Risk, Embarrassment, Democracy! Glasgow’s ‘Queer’ Scene, 1955-2008

By the mid 20th century Glasgow was home to a growing non-heterosexual population, and wherever such groups exist there are platforms for social engagement. When I interviewed 2 dozen gay and bisexual men in the mid 2000s, stories emerged which detailed the history and development of the queer scene in Glasgow. I have already produced…

Gay Men, Cults of Toughness and Masculinities in Scotland

I recently revisited some of the interviews I undertook with gay and bisexual men from Scotland while putting together a postgraduate seminar on masculinities. One theme emerging from these interviews related to masculinity and effeminacy. Some of the men I spoke to remarked on the powerful cultural concept of the ‘man’, of the ‘otherness’ associated…

Same-Sex Partnerships, Families & Heteronormativity

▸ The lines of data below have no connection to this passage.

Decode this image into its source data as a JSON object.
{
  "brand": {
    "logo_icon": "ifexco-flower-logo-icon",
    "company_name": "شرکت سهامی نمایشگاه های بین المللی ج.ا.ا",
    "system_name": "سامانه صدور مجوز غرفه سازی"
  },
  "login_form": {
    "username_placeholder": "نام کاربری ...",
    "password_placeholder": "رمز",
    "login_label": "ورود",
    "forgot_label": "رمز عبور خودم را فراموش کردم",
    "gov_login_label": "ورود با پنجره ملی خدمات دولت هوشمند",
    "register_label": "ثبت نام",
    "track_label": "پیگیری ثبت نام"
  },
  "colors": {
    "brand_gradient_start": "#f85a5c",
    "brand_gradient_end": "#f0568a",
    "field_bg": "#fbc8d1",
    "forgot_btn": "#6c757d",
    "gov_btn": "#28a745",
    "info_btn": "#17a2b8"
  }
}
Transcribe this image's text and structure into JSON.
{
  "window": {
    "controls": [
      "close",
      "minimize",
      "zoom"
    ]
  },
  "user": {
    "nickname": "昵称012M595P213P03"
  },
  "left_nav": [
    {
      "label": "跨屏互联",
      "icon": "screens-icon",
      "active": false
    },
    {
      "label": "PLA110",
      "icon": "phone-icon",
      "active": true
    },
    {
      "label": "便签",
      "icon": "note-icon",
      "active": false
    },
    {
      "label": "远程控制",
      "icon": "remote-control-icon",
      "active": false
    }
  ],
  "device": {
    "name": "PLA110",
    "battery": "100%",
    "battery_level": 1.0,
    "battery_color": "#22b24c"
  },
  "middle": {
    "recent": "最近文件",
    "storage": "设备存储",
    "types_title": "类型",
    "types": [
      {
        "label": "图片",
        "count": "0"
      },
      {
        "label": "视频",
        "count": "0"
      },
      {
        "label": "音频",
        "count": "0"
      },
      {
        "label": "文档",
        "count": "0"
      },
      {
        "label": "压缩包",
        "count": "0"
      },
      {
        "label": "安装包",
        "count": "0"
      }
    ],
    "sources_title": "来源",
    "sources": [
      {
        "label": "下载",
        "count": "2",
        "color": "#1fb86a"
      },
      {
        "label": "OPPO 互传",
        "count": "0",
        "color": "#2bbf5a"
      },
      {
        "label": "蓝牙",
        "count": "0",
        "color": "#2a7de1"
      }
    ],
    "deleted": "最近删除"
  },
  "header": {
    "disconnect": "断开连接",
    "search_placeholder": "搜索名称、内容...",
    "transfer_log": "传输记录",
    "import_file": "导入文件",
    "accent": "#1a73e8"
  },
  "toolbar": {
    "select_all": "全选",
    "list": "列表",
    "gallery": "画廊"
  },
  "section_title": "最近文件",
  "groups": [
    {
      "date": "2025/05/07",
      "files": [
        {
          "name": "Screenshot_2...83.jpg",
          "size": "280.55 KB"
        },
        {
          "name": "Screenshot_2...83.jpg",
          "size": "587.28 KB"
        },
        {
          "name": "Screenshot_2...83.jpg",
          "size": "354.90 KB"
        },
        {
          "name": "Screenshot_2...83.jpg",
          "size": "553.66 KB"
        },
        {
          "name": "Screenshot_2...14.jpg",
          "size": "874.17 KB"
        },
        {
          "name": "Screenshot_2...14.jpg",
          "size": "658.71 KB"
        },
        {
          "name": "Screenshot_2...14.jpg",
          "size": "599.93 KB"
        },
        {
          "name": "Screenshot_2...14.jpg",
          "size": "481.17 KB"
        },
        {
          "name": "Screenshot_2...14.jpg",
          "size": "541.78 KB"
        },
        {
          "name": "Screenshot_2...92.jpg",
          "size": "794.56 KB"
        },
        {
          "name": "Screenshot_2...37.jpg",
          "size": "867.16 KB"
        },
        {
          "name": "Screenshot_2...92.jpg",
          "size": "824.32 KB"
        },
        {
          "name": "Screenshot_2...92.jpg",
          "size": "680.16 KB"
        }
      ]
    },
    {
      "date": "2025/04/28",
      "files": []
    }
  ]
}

I recently spoke at the ‘A History of Working-Class Marriage in Scotland, 1855-1976’ Spring Workshop held at the University of Glasgow, in conjunction with the Centre for Gender History. The Workshop – ‘Beyond Tradition?: Non-traditional marriages, partnerships and families in Scotland: Past and Present’ –  explored continuity, change and the multiple forms of partnerships and…

What Ever Happened to Red Harry?

Harry Whyte, who was born in Edinburgh in 1907, has chiefly one claim to fame: in May 1934, when employed by the Moscow Daily News, he wrote to Joseph Stalin to enquire whether it was possible to be both a homosexual and a Communist Party Member. What prompted Whyte’s appeal to Stalin was the decision…